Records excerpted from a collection
#####

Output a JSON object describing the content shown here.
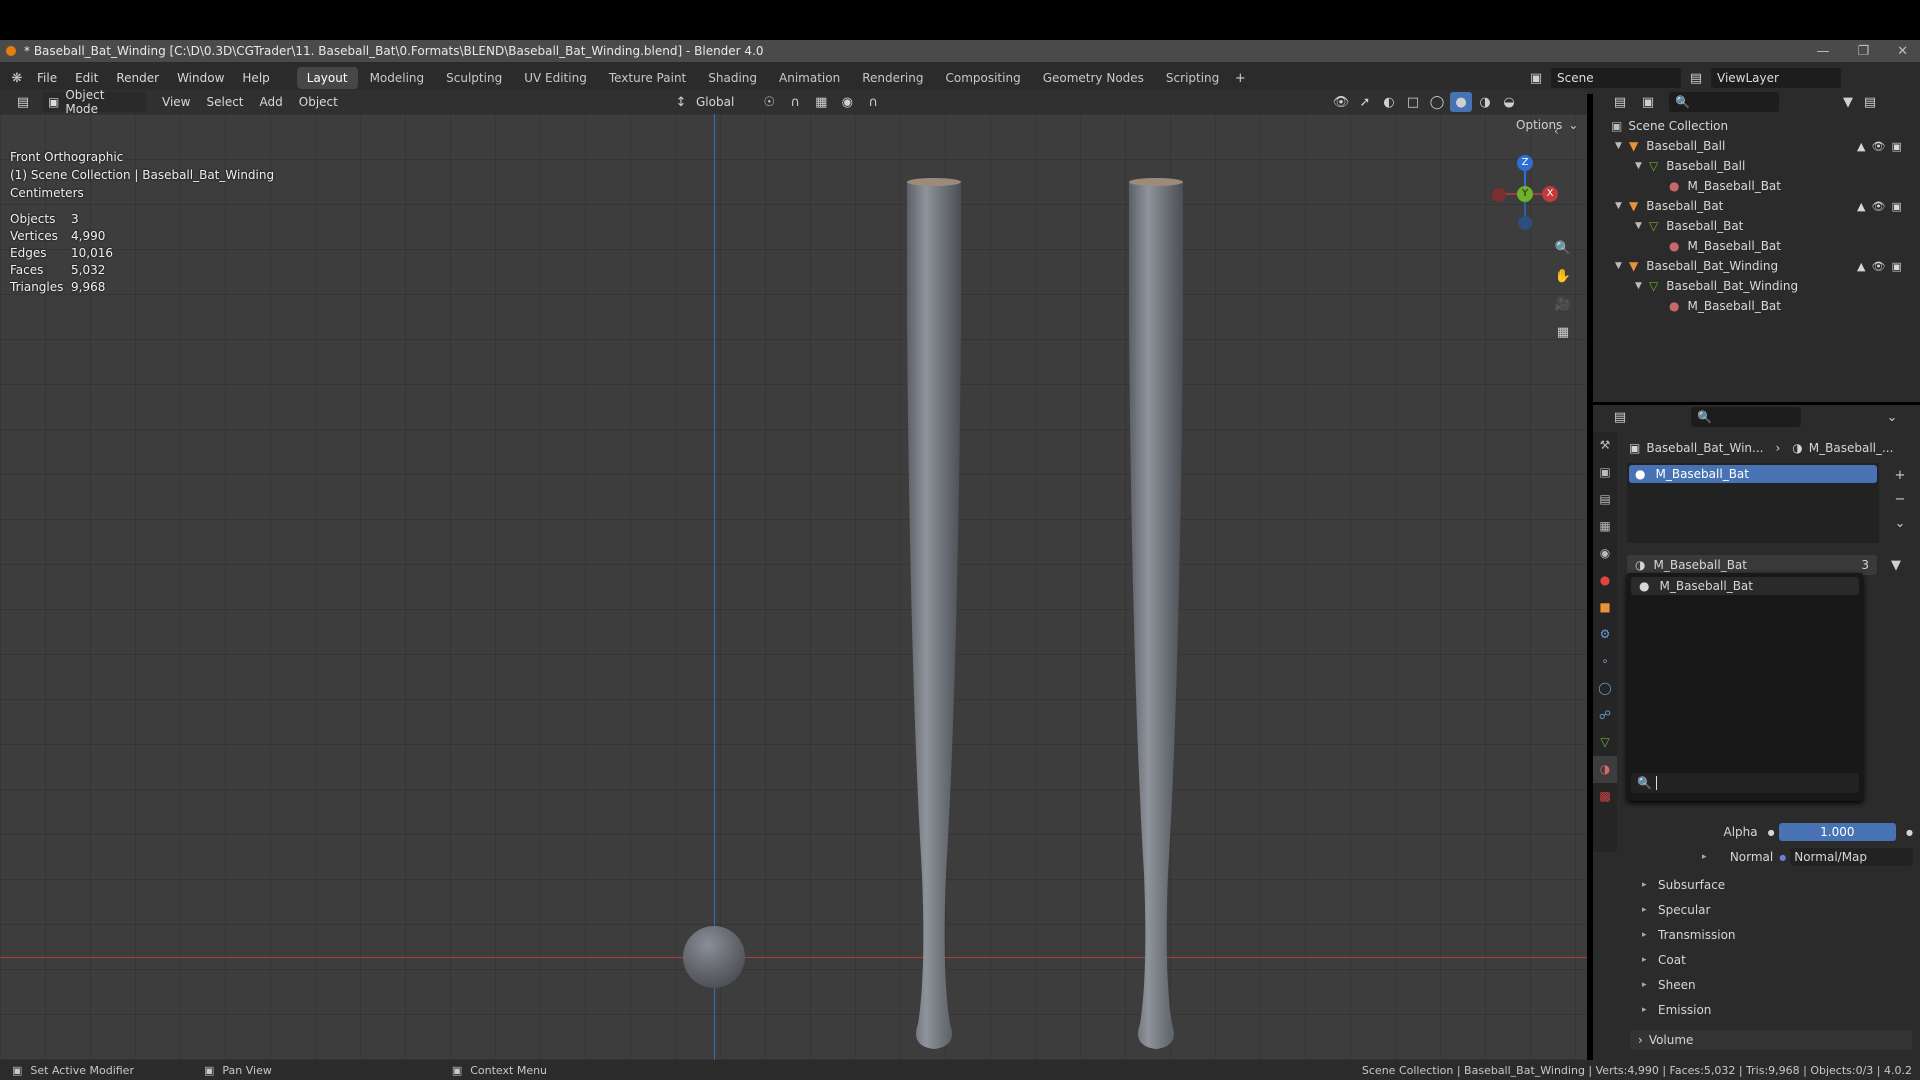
{
  "window": {
    "title": "* Baseball_Bat_Winding [C:\\D\\0.3D\\CGTrader\\11. Baseball_Bat\\0.Formats\\BLEND\\Baseball_Bat_Winding.blend] - Blender 4.0"
  },
  "menu": [
    "File",
    "Edit",
    "Render",
    "Window",
    "Help"
  ],
  "workspaces": [
    "Layout",
    "Modeling",
    "Sculpting",
    "UV Editing",
    "Texture Paint",
    "Shading",
    "Animation",
    "Rendering",
    "Compositing",
    "Geometry Nodes",
    "Scripting"
  ],
  "scene": {
    "name": "Scene",
    "view_layer": "ViewLayer"
  },
  "viewport_header": {
    "mode": "Object Mode",
    "menus": [
      "View",
      "Select",
      "Add",
      "Object"
    ],
    "orientation": "Global",
    "options": "Options"
  },
  "overlay": {
    "view_name": "Front Orthographic",
    "collection": "(1) Scene Collection | Baseball_Bat_Winding",
    "units": "Centimeters",
    "stats": [
      {
        "label": "Objects",
        "value": "3"
      },
      {
        "label": "Vertices",
        "value": "4,990"
      },
      {
        "label": "Edges",
        "value": "10,016"
      },
      {
        "label": "Faces",
        "value": "5,032"
      },
      {
        "label": "Triangles",
        "value": "9,968"
      }
    ]
  },
  "gizmo": {
    "z": "Z",
    "y": "Y",
    "x": "X"
  },
  "outliner": {
    "root": "Scene Collection",
    "items": [
      {
        "label": "Baseball_Ball",
        "level": 0,
        "kind": "object"
      },
      {
        "label": "Baseball_Ball",
        "level": 1,
        "kind": "mesh"
      },
      {
        "label": "M_Baseball_Bat",
        "level": 2,
        "kind": "material"
      },
      {
        "label": "Baseball_Bat",
        "level": 0,
        "kind": "object"
      },
      {
        "label": "Baseball_Bat",
        "level": 1,
        "kind": "mesh"
      },
      {
        "label": "M_Baseball_Bat",
        "level": 2,
        "kind": "material"
      },
      {
        "label": "Baseball_Bat_Winding",
        "level": 0,
        "kind": "object"
      },
      {
        "label": "Baseball_Bat_Winding",
        "level": 1,
        "kind": "mesh"
      },
      {
        "label": "M_Baseball_Bat",
        "level": 2,
        "kind": "material"
      }
    ]
  },
  "properties": {
    "breadcrumb_object": "Baseball_Bat_Win...",
    "breadcrumb_material": "M_Baseball_...",
    "slot": "M_Baseball_Bat",
    "material_field": "M_Baseball_Bat",
    "material_users": "3",
    "dropdown_item": "M_Baseball_Bat",
    "alpha_label": "Alpha",
    "alpha_value": "1.000",
    "normal_label": "Normal",
    "normal_value": "Normal/Map",
    "sections": [
      "Subsurface",
      "Specular",
      "Transmission",
      "Coat",
      "Sheen",
      "Emission"
    ],
    "volume": "Volume"
  },
  "statusbar": {
    "left1": "Set Active Modifier",
    "left2": "Pan View",
    "left3": "Context Menu",
    "right": "Scene Collection | Baseball_Bat_Winding | Verts:4,990 | Faces:5,032 | Tris:9,968 | Objects:0/3 | 4.0.2"
  },
  "colors": {
    "accent": "#4772b3",
    "x_axis": "#c23b3b",
    "y_axis": "#6fb12b",
    "z_axis": "#2e6fd1",
    "object_orange": "#e8923a"
  }
}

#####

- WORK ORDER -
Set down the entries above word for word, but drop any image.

- RESPONSE AREA -
Output a JSON object describing the content shown here.
{
  "window": {
    "title": "* Baseball_Bat_Winding [C:\\D\\0.3D\\CGTrader\\11. Baseball_Bat\\0.Formats\\BLEND\\Baseball_Bat_Winding.blend] - Blender 4.0"
  },
  "menu": [
    "File",
    "Edit",
    "Render",
    "Window",
    "Help"
  ],
  "workspaces": [
    "Layout",
    "Modeling",
    "Sculpting",
    "UV Editing",
    "Texture Paint",
    "Shading",
    "Animation",
    "Rendering",
    "Compositing",
    "Geometry Nodes",
    "Scripting"
  ],
  "scene": {
    "name": "Scene",
    "view_layer": "ViewLayer"
  },
  "viewport_header": {
    "mode": "Object Mode",
    "menus": [
      "View",
      "Select",
      "Add",
      "Object"
    ],
    "orientation": "Global",
    "options": "Options"
  },
  "overlay": {
    "view_name": "Front Orthographic",
    "collection": "(1) Scene Collection | Baseball_Bat_Winding",
    "units": "Centimeters",
    "stats": [
      {
        "label": "Objects",
        "value": "3"
      },
      {
        "label": "Vertices",
        "value": "4,990"
      },
      {
        "label": "Edges",
        "value": "10,016"
      },
      {
        "label": "Faces",
        "value": "5,032"
      },
      {
        "label": "Triangles",
        "value": "9,968"
      }
    ]
  },
  "gizmo": {
    "z": "Z",
    "y": "Y",
    "x": "X"
  },
  "outliner": {
    "root": "Scene Collection",
    "items": [
      {
        "label": "Baseball_Ball",
        "level": 0,
        "kind": "object"
      },
      {
        "label": "Baseball_Ball",
        "level": 1,
        "kind": "mesh"
      },
      {
        "label": "M_Baseball_Bat",
        "level": 2,
        "kind": "material"
      },
      {
        "label": "Baseball_Bat",
        "level": 0,
        "kind": "object"
      },
      {
        "label": "Baseball_Bat",
        "level": 1,
        "kind": "mesh"
      },
      {
        "label": "M_Baseball_Bat",
        "level": 2,
        "kind": "material"
      },
      {
        "label": "Baseball_Bat_Winding",
        "level": 0,
        "kind": "object"
      },
      {
        "label": "Baseball_Bat_Winding",
        "level": 1,
        "kind": "mesh"
      },
      {
        "label": "M_Baseball_Bat",
        "level": 2,
        "kind": "material"
      }
    ]
  },
  "properties": {
    "breadcrumb_object": "Baseball_Bat_Win...",
    "breadcrumb_material": "M_Baseball_...",
    "slot": "M_Baseball_Bat",
    "material_field": "M_Baseball_Bat",
    "material_users": "3",
    "dropdown_item": "M_Baseball_Bat",
    "alpha_label": "Alpha",
    "alpha_value": "1.000",
    "normal_label": "Normal",
    "normal_value": "Normal/Map",
    "sections": [
      "Subsurface",
      "Specular",
      "Transmission",
      "Coat",
      "Sheen",
      "Emission"
    ],
    "volume": "Volume"
  },
  "statusbar": {
    "left1": "Set Active Modifier",
    "left2": "Pan View",
    "left3": "Context Menu",
    "right": "Scene Collection | Baseball_Bat_Winding | Verts:4,990 | Faces:5,032 | Tris:9,968 | Objects:0/3 | 4.0.2"
  },
  "colors": {
    "accent": "#4772b3",
    "x_axis": "#c23b3b",
    "y_axis": "#6fb12b",
    "z_axis": "#2e6fd1",
    "object_orange": "#e8923a"
  }
}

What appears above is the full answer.